In the long run, nothing would suit the US more than a privileged presence in South Asia. A deal over Kashmir will give it a vantage position in the heart of Asia, next to China, at the leading edge of the terrain where the Great Game was played between Russia and imperial Britain. Whatever this might do for the BJP in the short run, it is bound to undermine India’s half- century-long struggle to minimise Great Power influence in this region.
The move will at once play into the hands of those who want India to join the US camp. Perhaps that is the deeper meaning of Jaswant Singh’s emphasis on the fantastic theory of “global” conspiracy of which Kargil is merely one part. The theory being the spread of Islamic fundamentalism through a “rogue state”, “jehad”, narcotics and the Talibans. This must have been music to the ears of the US Far Right.
However, it is not merely enough to be wary of the US. It is equally important to recognise the historic folly of South Asia’s nuclearisation, to which the BJP was the crucial contributor. Without nuclearisation and the precipitous worsening of regional security, the US would have neither embarked on an assertive mediatory role, nor got a degree of acquiescence for it from the world community.
There are, however, some redeeming aspects to the present situation. The BJP’s clandestine diplomacy soliciting US mediation has not gone down well with the Opposition. The Congress and the Left have been critical and suspicious of it. It bears recalling that the BJP has a definite pro-Western bias, which goes back to the Cold War days. Given the general strength of nationalism in India, some of its more distorted and chauvinistic forms do have appeal and are not easy to resist. But resistance there has certainly been—from political leaders, peace activists, media commentators, scholars, even from the families of Indian soldiers who died in Operation Vijay.
Perhaps the most telling remarks on this last item came from Kanakammal, mother of Kargil hero Lt Col R. Viswanathan. She held out the olive branch, saying that the people of Pakistan and India should be loving, rather than killing, each other.
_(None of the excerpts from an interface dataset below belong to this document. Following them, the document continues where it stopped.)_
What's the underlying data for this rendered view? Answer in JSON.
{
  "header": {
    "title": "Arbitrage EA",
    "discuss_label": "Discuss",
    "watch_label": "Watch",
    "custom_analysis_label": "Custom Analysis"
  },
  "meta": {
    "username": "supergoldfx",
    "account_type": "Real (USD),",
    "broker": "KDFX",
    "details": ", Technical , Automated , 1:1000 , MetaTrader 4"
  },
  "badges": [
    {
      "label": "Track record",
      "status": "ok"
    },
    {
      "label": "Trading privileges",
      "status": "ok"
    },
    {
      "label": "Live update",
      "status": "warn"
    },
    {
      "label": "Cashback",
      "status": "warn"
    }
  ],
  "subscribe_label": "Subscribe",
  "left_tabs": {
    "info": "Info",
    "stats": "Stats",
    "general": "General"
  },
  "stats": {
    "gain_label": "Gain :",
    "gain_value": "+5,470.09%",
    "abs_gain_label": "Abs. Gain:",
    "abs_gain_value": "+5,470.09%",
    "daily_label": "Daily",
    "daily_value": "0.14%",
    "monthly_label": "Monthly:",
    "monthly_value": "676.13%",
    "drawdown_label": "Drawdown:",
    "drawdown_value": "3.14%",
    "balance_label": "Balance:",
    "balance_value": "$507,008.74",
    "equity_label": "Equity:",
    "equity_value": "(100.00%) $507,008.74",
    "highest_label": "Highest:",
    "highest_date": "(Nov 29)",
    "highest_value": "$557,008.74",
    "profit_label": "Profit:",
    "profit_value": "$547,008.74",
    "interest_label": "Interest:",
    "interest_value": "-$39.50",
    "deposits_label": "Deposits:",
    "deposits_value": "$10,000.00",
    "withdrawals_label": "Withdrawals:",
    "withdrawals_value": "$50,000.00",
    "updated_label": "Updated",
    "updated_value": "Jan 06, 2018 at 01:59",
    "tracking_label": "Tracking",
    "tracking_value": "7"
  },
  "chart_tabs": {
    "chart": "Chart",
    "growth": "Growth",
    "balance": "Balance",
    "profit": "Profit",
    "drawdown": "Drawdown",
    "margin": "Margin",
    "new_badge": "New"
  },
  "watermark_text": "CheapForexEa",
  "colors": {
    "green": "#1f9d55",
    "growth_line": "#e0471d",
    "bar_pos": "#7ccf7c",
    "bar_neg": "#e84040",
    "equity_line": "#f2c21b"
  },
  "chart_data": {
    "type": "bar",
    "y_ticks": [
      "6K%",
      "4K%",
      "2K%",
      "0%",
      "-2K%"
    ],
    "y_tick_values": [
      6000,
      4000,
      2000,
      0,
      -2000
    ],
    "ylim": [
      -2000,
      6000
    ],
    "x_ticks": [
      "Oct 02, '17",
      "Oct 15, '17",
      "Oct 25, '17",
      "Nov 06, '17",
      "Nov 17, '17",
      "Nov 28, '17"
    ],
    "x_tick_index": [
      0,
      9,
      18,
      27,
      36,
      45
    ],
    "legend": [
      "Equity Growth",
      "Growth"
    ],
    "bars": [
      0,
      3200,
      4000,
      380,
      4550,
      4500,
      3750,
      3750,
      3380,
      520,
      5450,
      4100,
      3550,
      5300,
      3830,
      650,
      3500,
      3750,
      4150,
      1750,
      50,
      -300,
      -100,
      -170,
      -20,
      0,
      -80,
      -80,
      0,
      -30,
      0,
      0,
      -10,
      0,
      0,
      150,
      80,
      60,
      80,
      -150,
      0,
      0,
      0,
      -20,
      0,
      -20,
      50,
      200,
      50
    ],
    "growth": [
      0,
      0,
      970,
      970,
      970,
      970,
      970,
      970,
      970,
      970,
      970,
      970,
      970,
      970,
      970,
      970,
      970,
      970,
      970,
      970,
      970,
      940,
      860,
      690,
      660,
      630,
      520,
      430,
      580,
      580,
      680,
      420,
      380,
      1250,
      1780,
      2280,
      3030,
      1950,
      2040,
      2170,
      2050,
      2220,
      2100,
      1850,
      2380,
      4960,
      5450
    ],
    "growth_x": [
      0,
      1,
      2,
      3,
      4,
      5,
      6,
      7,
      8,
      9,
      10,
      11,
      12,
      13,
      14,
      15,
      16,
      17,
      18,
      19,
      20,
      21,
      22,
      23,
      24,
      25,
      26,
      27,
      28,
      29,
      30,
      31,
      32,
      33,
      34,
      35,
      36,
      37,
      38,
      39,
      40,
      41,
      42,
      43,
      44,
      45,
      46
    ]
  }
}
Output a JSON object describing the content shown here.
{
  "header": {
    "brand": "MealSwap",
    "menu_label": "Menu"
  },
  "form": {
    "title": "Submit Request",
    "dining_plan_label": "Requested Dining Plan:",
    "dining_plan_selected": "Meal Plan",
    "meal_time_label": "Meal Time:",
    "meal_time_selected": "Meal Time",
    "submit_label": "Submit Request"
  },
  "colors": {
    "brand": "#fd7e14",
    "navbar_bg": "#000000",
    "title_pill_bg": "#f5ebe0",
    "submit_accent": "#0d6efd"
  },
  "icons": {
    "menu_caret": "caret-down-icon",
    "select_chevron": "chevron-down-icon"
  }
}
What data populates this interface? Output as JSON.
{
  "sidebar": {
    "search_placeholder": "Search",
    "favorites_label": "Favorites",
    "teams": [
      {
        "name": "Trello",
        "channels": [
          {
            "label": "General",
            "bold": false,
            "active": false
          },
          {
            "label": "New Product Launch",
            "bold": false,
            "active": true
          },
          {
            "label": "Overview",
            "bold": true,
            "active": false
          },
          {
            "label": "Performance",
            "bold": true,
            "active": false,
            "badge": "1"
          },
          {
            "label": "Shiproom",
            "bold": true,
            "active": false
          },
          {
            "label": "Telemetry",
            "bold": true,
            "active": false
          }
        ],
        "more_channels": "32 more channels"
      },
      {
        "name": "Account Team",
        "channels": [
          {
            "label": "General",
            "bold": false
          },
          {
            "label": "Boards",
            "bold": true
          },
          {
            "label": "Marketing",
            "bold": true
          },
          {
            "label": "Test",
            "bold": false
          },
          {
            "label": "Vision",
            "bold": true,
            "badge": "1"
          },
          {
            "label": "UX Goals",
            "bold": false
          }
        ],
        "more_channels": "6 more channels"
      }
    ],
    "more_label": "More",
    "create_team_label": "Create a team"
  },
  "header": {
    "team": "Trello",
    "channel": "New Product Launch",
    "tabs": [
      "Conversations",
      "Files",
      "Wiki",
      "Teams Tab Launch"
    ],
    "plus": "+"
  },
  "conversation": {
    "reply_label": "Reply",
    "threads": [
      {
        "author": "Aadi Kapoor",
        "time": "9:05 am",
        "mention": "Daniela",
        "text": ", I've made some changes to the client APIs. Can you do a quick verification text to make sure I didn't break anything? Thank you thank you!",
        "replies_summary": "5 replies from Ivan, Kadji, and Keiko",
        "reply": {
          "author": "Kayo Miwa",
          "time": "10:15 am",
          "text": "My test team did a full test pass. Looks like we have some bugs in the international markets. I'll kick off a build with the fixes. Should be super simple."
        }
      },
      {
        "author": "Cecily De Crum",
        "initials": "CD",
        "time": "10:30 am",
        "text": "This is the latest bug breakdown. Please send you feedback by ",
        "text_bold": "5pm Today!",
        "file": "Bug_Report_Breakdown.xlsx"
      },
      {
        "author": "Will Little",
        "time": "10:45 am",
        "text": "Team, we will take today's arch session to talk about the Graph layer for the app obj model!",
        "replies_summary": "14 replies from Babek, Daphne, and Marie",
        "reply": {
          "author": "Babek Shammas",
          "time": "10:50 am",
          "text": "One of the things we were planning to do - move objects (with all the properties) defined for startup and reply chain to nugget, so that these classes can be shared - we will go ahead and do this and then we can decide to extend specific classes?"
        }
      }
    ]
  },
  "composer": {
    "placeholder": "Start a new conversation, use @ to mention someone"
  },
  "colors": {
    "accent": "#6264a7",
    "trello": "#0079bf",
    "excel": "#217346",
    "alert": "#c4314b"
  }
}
She refused to draw comfort from the fact that her son had laid down his life for a good cause. “Can we still love each other?” she asks. “People tell me that I should console myself in the thought of my son’s martyrdom… My mind does not reassure me… I would have thought so if [Pakistan] was an enemy country. In fact, those who should be loving each other are slaying each other.”
This gives one the slenderest of hope that it might still be possible to stem the tide of communal nationalism, and return to the road of sanity. But there is one primary precondition for this: South Asia must be denuclearised. So long as India and Pakistan possess nuclear weapons and a near-deployable mass-destruction capability, their military leaders will feel tempted to recklessly raise the threshold of conventional conflict. Far from producing security or stability, nuclear weapons will only ensure that South Asia remains vulnerable to more and more Kargils, low-intensity warfare, periodic eruptions of hostilities just short of fullscale battle—all with a dangerous potential for nuclear havoc.